What is that sound the distance? Doug Martin is anything but a no-brainer in the first round of fantasy drafts? That hardly seems justified for a statistical stud that barreled his way to a 1,454 yard, 11 touchdown rookie season. And yet, fake football GMs around the country continue to have their doubts.
Are Martin’s noteworthy achievements only the first of many steps toward a Hall of Fame career, or an act of deception caused by a lack of familiarity with opposing defenses? The possibility of a sophomore slump is always worth evaluating when it comes to young players, but a running back with overwhelming amounts of opportunity, ability and surrounding talent like Martin does not often lead to a second year snag. There are plenty of cumbersome topics for fantasy owners to debate in the coming weeks; Martin’s performance level is not worthy to land among them.
Attempting to find a man that achieved as much as Martin did in his first season is nearly impossible; there are in fact zero active players who rushed for more total yardage in their rookie year. However, a majority of the closest examples in recent history indicate that Martin’s totals are likely to either remain at their current eye-popping level or improve to even more glorious heights.
Adrian Peterson, Chris Johnson and Marshawn Lynch all rushed for upwards of 1100 yards and seven touchdowns in their first season. Only Lynch regressed (in the strictest sense of the word) in yardage, lowering his output from 1115 in 2007 to 1036 in 2008. Both Peterson and Johnson decimated their freshman totals, outpacing their all-purpose yield by an average of 648 yards. Touchdowns stayed relatively consistent (at or near double digits) in two of the three cases. Johnson’s change was only one worth noting, as he increased from 10 to 16 scores between years one and two.
All three are still regarded as the utmost in gridiron talent- they have compiled a combined eight additional 1000-yard seasons after their respective sophomore campaigns. Nearly all of the other perennial Pro Bowlers that broke 1400 yards at a time later than their first year have still managed to make multiple Pro Bowls following breakout (Arian Foster, Frank Gore, Jamaal Charles, Maurice Jones-Drew are only a handful of examples).
Even if Martin is less efficient next season because of defensive planning or bodily wear, a large number of carries likely still awaits. He received over 300 carries in year one, well above the amount given to any player mentioned above in their first season. Head coach Greg Schiano trusted his feature back from an early stage, and he is unlikely to lessen his workload after witnessing such positive results thus far.

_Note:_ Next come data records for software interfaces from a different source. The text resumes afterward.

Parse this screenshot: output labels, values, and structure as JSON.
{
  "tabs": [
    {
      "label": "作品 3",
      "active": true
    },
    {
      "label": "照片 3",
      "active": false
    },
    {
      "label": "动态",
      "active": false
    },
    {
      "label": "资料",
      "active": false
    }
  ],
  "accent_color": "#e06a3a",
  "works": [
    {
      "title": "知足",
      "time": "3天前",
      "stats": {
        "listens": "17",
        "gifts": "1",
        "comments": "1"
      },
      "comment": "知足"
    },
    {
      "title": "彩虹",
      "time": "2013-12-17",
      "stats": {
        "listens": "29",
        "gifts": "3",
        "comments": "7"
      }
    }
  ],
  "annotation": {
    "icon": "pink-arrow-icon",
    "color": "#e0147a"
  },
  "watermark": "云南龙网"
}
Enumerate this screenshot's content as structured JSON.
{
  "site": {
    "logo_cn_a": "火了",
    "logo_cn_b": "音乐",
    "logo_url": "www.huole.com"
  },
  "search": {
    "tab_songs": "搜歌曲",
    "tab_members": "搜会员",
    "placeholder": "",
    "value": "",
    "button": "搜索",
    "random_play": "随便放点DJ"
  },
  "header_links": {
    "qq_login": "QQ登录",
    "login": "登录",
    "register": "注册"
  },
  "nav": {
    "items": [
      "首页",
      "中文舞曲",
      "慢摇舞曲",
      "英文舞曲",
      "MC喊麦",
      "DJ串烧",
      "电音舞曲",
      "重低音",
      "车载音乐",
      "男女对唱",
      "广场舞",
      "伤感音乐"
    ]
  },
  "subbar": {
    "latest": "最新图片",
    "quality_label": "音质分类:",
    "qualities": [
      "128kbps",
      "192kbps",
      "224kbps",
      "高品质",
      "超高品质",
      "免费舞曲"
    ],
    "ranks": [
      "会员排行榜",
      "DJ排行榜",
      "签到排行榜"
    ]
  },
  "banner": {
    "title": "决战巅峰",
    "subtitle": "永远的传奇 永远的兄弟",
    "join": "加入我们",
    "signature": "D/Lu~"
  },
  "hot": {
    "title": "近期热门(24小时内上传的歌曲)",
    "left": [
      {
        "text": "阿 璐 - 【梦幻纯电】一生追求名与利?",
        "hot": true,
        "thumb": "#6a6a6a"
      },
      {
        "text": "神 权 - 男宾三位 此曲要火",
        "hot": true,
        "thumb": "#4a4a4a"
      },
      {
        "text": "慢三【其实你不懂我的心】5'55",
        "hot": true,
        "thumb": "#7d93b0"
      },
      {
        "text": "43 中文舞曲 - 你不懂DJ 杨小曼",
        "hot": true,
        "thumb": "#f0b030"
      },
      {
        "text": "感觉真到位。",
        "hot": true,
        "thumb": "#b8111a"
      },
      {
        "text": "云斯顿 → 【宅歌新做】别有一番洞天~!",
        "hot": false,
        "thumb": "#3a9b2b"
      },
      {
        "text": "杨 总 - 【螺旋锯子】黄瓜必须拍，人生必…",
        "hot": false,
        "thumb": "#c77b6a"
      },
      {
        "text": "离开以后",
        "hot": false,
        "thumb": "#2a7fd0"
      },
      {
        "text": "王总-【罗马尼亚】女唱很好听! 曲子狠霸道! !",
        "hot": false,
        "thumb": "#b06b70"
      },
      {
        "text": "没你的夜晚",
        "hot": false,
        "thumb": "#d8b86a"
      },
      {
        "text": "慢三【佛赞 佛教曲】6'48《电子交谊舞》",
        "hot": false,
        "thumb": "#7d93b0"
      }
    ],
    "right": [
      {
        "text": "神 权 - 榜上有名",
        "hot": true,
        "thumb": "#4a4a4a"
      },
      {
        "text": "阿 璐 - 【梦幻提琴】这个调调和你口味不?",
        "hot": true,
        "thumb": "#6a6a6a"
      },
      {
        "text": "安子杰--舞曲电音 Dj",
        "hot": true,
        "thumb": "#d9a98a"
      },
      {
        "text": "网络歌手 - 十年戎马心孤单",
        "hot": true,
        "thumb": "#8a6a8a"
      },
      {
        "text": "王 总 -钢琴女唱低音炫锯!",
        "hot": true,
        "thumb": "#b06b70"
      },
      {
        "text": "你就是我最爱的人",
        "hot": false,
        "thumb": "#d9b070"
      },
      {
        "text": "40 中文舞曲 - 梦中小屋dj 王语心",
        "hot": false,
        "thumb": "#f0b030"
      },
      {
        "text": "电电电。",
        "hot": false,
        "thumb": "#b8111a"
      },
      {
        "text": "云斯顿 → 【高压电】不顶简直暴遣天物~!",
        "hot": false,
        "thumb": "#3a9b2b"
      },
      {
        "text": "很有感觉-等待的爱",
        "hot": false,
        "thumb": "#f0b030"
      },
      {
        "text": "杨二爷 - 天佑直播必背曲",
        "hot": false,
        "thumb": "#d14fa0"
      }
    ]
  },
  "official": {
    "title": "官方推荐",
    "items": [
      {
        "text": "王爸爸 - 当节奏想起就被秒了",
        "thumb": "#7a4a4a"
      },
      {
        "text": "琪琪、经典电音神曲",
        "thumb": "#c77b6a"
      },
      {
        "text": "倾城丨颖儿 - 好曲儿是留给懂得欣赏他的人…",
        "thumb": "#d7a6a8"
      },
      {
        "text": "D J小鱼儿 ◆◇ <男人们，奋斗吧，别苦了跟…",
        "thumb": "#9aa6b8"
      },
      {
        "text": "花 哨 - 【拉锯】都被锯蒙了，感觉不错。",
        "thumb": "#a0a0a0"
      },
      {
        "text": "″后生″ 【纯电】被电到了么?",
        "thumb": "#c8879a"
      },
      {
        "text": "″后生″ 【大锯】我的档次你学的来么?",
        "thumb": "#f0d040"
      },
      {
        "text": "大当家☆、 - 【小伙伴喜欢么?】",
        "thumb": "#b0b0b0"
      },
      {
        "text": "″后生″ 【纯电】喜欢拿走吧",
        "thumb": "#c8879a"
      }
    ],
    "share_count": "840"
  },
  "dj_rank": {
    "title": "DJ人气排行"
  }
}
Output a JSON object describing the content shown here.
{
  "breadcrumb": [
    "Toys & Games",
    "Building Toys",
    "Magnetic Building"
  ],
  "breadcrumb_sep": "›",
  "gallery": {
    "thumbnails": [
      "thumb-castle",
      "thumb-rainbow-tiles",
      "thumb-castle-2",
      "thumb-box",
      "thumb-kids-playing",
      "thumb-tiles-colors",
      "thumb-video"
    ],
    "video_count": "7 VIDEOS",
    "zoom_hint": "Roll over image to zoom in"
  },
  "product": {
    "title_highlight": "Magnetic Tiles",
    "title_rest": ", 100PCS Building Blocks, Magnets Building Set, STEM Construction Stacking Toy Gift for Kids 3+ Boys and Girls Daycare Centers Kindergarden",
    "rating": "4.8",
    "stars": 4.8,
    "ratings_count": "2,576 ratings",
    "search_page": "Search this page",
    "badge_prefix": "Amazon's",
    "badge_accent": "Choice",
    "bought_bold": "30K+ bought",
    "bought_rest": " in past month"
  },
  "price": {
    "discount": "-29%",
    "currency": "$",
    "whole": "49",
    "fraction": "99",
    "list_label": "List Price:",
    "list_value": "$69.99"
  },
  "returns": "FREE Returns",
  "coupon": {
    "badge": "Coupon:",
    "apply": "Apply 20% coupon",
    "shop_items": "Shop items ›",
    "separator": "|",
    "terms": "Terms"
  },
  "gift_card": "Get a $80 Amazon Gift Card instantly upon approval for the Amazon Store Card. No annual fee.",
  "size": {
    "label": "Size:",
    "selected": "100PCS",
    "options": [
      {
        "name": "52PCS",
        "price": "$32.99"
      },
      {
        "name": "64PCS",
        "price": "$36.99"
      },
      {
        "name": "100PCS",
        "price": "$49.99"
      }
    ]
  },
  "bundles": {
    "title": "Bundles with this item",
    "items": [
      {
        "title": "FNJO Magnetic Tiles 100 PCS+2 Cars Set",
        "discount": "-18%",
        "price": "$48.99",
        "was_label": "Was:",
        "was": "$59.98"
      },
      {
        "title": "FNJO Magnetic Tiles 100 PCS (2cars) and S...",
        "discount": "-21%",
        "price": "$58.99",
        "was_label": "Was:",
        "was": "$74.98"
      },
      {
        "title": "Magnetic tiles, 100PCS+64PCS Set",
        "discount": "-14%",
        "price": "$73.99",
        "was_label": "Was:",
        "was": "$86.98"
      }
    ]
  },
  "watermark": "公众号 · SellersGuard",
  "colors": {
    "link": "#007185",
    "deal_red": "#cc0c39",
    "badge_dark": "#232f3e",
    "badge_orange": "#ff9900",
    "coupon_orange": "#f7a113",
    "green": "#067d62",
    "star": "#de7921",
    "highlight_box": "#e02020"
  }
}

The Buccaneers had a solid offensive line in 2012 (18th per Pro Football Focus) even without the help of guard Davin Joseph and a mid-season injury to Pro Bowl interior acquisition Carl Nicks. Josh Freeman is still likely to start under center and perform erratically, and Vincent Jackson will carve out large chunks of yardage over the middle but lack the speed needed to break off long touchdowns. In other words, Tampa Bay’s offense aligns perfectly for a three down, all-purpose runner like Martin heading into 2013, just as it did in 2012.
Clearly, Martin is not your run-of-the-mill overachieving rookie. The initial year attempts of perennial stars and even future Hall of Famers pale in comparison to what he has achieved in such a short time. His offense is one of the few that value the running and passing game as relative equals, and he appears as strong and healthy as ever (he is known as the Muscle Hamster, after all).
A sophomore slump for Doug Martin? Please. Fantasy participants should be more concerned about how they can go about landing one of football’s greatest young backs on their roster.